--- THE DATA Enclosed Below ---

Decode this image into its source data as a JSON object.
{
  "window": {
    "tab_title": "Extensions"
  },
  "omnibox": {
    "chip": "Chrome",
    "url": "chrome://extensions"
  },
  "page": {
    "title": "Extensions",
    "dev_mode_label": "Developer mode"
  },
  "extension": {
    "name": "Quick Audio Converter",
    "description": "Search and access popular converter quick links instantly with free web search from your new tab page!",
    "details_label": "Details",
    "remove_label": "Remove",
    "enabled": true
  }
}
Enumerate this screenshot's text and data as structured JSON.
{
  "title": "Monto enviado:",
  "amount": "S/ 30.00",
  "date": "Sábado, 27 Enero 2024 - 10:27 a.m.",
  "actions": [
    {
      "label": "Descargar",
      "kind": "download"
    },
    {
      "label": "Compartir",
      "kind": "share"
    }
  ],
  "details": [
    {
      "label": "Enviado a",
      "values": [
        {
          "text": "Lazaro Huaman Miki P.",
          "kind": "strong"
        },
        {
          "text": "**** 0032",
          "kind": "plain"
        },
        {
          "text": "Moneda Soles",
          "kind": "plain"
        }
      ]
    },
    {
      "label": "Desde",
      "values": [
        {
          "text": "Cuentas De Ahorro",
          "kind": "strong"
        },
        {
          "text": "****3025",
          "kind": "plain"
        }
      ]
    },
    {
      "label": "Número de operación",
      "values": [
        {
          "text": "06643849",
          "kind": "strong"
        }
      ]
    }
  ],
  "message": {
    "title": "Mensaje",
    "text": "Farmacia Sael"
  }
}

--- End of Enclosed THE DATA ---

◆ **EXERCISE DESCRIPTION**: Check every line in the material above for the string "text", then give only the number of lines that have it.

◆ **RESULT FOR THIS EXERCISE**: 8